  • Despite common belief, most of the built world has little to do with architects.
  • There is a severe shortage of craft workers and skilled tradespeople in the construction workforce.
  • The delivery chain is broken to the point that the industry is faltering as it tries to implement and develop standards for BIM.

John's comments were more specific to his presentation and the response of the attendees, which was overall positive. People were excited about some of the things we are doing at Tocci (and some of the things that we are talking about doing - like presenting the architect/owner with NCR'sTM (notification of clash resolution) isntead of RFI's.

One of the important questions (perhaps the most important) was from an owner:
Where do I tell my architect to go to get started with this stuff?

We don't have an answer for them; no one has produced anything like this for architects...yet.


Miguel Krippahl said...

This question from an owner I heard many times, in many guises:
"Where do I tell my architect to go to get started with this stuff?"

Ah, well.

If a specific product does not meet your standards (say, the car whose buy you are contemplating), do you wonder where you should go to get them started with that stuff?

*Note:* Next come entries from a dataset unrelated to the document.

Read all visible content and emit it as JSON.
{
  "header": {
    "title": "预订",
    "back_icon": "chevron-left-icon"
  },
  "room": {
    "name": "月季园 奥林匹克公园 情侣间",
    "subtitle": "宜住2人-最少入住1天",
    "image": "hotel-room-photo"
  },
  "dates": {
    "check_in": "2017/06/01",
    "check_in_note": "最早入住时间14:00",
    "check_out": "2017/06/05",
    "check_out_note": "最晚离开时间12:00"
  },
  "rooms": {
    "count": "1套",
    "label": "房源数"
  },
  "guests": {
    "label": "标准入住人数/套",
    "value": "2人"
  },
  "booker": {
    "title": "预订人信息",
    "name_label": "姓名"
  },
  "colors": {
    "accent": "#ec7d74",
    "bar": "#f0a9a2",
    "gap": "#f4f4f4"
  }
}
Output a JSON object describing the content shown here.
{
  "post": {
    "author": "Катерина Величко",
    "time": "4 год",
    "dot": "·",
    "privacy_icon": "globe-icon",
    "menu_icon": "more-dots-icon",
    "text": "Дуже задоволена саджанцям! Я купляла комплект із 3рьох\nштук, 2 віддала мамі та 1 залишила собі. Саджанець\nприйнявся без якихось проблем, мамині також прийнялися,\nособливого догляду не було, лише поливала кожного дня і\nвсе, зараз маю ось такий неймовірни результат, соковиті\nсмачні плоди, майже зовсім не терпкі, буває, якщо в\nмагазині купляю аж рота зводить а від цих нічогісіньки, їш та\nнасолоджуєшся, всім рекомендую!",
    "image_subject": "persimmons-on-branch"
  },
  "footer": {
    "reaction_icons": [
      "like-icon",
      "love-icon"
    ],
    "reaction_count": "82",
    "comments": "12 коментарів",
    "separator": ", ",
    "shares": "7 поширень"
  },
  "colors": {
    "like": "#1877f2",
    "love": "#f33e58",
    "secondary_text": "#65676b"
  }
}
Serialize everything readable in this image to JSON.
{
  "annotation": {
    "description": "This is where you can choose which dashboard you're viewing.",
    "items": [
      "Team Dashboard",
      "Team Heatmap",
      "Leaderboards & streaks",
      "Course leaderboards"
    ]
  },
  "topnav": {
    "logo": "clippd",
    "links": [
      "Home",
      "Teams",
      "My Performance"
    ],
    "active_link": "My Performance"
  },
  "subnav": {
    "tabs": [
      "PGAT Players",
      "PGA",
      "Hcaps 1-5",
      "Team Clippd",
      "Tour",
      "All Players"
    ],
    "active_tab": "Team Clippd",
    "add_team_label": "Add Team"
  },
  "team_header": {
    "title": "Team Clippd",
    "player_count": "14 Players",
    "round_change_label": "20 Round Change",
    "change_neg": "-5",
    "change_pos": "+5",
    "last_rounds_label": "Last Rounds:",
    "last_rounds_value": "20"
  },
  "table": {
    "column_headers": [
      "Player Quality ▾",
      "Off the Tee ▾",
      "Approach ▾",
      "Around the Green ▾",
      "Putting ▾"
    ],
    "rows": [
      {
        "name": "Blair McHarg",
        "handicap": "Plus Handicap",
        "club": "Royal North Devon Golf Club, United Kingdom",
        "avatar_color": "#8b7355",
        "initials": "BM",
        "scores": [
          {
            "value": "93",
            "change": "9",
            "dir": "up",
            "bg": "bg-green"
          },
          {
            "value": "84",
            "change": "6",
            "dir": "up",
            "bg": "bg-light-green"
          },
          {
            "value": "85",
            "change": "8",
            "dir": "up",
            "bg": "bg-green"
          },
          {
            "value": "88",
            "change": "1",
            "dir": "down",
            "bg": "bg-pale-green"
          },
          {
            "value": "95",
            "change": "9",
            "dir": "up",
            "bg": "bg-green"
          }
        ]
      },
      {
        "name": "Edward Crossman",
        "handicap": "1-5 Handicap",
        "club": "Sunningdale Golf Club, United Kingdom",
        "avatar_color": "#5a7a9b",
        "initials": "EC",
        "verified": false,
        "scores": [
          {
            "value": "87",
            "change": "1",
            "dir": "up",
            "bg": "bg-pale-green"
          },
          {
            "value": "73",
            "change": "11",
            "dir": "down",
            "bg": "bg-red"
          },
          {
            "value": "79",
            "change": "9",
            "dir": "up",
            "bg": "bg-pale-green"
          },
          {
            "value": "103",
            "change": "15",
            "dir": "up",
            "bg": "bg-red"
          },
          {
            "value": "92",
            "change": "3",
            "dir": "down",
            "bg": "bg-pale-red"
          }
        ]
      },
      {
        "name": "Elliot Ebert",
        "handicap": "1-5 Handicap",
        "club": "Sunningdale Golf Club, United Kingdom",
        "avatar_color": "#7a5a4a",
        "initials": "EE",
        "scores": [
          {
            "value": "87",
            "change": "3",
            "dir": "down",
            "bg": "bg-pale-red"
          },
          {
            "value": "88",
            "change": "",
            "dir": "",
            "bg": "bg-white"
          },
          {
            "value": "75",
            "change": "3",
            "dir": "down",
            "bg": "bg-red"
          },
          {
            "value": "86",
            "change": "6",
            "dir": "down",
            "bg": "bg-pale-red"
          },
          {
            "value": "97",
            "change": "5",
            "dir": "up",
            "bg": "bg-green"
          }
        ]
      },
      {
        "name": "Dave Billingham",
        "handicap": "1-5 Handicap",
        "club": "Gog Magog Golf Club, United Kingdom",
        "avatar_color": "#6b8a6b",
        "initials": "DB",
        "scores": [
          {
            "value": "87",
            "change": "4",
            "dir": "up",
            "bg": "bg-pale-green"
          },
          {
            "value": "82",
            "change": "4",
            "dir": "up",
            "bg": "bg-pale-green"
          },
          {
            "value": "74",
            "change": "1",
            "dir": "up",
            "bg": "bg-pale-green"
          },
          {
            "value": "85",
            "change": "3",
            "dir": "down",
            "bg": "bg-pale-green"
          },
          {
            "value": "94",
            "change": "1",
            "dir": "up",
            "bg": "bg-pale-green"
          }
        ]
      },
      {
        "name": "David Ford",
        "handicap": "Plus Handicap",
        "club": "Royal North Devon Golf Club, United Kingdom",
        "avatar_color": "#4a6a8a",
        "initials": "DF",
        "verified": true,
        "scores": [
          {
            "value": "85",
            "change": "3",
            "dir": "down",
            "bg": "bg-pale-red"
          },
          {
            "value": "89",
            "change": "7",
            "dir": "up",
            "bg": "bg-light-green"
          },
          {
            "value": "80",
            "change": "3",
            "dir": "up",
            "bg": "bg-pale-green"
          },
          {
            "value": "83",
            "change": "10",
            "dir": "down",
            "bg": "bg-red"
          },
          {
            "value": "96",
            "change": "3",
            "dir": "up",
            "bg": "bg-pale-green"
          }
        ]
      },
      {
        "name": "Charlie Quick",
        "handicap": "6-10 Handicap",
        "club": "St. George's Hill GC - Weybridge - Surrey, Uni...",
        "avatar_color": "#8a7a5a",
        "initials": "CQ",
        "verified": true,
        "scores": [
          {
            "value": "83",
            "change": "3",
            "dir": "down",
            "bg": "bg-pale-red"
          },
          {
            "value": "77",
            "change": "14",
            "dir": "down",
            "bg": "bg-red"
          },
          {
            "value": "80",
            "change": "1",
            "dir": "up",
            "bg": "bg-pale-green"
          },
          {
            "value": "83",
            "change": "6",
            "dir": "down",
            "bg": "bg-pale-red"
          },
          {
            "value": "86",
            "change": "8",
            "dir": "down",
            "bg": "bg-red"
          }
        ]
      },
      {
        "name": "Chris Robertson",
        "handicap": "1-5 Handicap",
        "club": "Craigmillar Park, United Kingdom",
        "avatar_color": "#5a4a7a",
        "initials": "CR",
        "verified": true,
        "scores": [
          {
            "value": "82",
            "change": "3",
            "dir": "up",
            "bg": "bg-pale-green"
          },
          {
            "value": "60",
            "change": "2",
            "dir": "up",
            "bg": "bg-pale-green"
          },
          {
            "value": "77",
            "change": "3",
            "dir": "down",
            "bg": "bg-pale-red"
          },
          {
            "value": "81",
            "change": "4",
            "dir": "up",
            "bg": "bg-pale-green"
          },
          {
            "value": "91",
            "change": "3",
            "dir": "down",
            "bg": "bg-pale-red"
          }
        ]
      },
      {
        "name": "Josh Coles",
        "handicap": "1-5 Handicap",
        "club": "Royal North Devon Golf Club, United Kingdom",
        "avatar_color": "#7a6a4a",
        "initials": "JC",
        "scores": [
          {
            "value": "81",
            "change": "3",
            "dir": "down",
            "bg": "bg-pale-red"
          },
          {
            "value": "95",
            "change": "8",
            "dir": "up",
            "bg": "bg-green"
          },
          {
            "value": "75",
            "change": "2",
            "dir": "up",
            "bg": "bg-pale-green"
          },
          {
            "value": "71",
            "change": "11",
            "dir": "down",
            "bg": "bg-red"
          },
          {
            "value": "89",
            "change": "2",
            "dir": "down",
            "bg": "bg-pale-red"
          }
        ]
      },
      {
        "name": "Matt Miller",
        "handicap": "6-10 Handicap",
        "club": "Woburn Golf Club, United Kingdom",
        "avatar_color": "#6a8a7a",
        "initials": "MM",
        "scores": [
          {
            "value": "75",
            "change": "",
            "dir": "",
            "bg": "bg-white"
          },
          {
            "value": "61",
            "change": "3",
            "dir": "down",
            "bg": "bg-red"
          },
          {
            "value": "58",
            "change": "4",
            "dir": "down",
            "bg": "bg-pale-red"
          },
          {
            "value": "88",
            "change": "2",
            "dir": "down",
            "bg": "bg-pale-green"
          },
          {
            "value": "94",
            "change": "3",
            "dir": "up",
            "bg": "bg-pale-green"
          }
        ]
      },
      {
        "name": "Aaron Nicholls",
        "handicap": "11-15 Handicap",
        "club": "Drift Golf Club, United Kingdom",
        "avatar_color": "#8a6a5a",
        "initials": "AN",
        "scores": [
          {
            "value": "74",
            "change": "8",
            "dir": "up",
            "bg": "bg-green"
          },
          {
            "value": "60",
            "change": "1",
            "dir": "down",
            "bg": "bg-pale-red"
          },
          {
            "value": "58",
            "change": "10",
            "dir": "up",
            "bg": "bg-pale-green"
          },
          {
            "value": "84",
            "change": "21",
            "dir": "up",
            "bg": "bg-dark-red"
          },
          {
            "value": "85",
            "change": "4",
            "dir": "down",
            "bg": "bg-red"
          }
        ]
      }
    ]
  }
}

You change brand.

Why do owners and constructors insist on retaining their architects after they realize those guys just won't take THAT step?

This is a mystery to me.

Laura Handler said...

In the case of most projects, constructors have no choice regarding the architect; that is completely the owner's decision.

Architects are selected (I think) based on past experiences, price and design. BIM is a learned tool; not something that is inherent to a company. Why would an owner, specifically a corporate owner, go through the hassle of changing architects when their architect could merely learn how to use the tool.

Moreover, I can't see an architect refusing to utilize BIM at the request of an owner. I think that pressure from the own would cause most architects to turn to BIM; that leaves the question of how. There is no practical BIM implementation guide for architects.